- [HOW TO COMPLETE THIS TASK]: From the entries that follow, report every line in which "price" occurs.

Items listed in a dataset:
*****

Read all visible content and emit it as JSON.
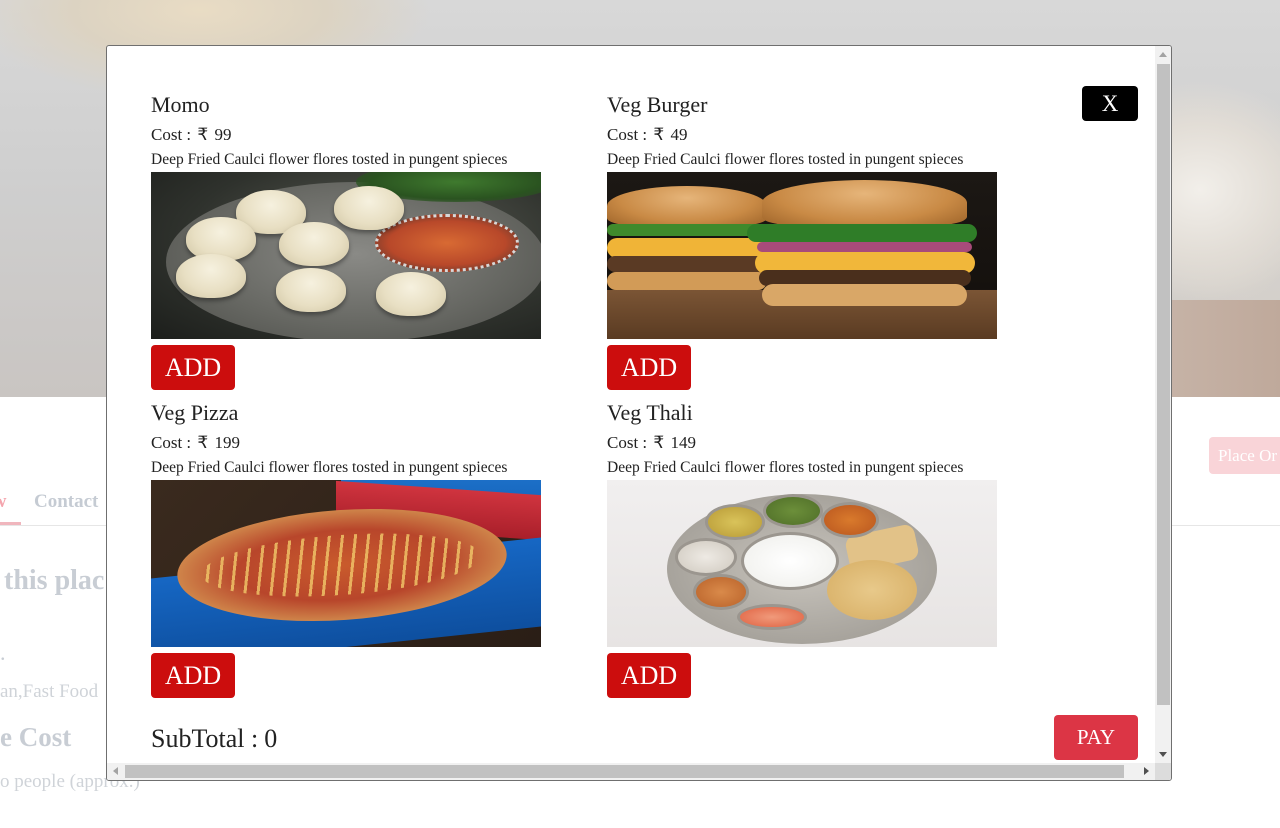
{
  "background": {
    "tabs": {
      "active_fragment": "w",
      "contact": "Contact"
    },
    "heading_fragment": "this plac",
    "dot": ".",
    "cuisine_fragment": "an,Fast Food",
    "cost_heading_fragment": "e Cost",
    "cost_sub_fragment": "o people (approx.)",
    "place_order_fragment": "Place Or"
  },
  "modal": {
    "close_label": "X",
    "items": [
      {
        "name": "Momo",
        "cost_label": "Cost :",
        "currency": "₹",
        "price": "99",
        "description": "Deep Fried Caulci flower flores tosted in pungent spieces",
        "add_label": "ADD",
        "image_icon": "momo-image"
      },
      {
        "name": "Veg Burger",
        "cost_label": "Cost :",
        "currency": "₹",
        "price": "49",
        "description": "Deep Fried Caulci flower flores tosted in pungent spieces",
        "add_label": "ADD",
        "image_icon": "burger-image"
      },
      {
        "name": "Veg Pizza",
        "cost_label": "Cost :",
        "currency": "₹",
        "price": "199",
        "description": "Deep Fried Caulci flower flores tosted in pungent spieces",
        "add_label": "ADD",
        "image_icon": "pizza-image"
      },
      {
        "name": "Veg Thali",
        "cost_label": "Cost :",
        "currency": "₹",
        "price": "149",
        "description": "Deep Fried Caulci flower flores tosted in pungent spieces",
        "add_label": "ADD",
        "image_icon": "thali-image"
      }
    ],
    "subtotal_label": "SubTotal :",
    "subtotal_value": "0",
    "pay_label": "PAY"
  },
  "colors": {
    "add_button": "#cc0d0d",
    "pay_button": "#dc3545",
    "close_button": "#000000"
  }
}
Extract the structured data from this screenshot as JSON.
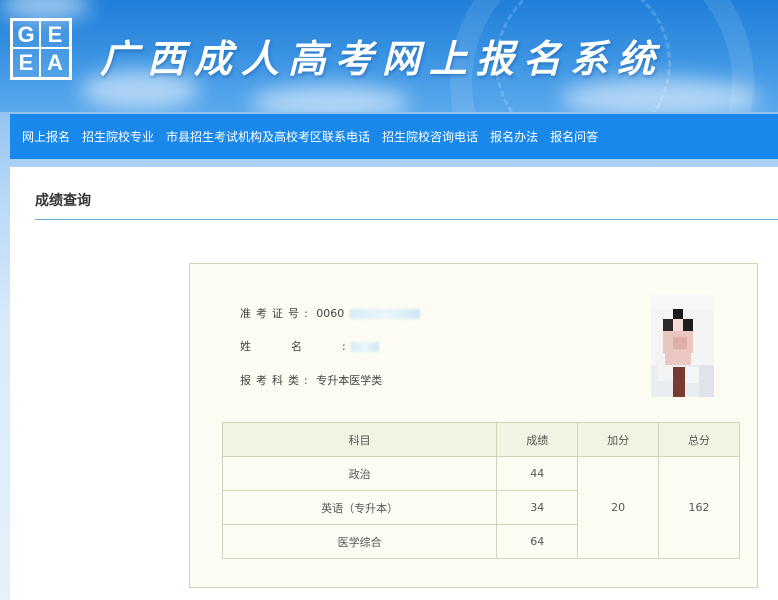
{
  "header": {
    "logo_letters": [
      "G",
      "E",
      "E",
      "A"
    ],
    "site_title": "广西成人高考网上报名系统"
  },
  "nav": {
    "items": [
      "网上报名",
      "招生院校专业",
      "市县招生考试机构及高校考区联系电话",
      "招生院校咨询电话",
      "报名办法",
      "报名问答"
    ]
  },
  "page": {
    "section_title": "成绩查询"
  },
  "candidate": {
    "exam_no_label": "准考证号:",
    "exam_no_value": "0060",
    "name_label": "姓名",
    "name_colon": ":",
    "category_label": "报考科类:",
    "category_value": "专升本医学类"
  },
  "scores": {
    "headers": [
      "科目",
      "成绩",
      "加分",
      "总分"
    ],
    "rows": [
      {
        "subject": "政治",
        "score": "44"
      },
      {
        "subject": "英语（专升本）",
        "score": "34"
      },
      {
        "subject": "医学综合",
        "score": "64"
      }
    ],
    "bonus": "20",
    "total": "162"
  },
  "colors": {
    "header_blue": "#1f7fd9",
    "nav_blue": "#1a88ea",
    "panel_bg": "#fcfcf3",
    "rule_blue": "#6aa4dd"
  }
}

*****

- [ANSWER FOR THE TASK]:
        "price": "99",
        "price": "49",
        "price": "199",
        "price": "149",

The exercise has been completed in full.